You will leave with: 1. Several budgets for your different farm enterprises 2. Market analysis for your farm 3. A Production Plan to meet your potential marketing opportunities 4. An action plan and timetable to augment your strengths and address your weaknesses 5. A meaningful business Mission Statement 6. A roadmap of how to achieve your financial goals, that includes a five year projection, and a Balance Sheet that states your current financial net worth. 7. An elemental Business Plan for your farm 8. Tips to address common business mistakes. A copy of Wiswall’s book, “The Organic Farmer’s Business Handbook,” will be included in the registration and sent ahead of time with pre-class homework.

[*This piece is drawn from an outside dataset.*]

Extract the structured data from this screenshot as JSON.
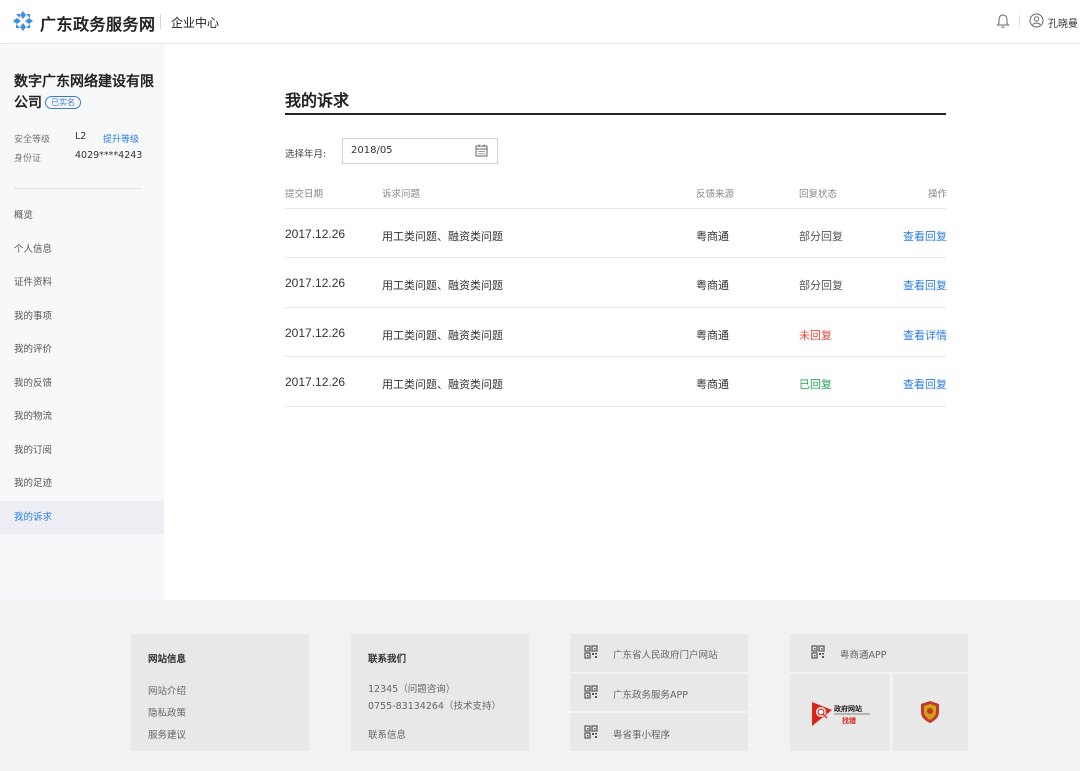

Workshop led by Richard Wiswall, owner/operator of Cate Farm in East Montpelier, VT, and author of “The Organic Farmer’s Business Handbook — A Complete guide to Managing Finances, Crops, and Staff — and Making a Profit”. Participants will focus on the farm’s profit centers — which parts of the farm make the most money and which may actually lose money, while learning efficient planning, office management, and financial tips for success. Fee: $150 for an individual, $225 for two people from the same farm. Register.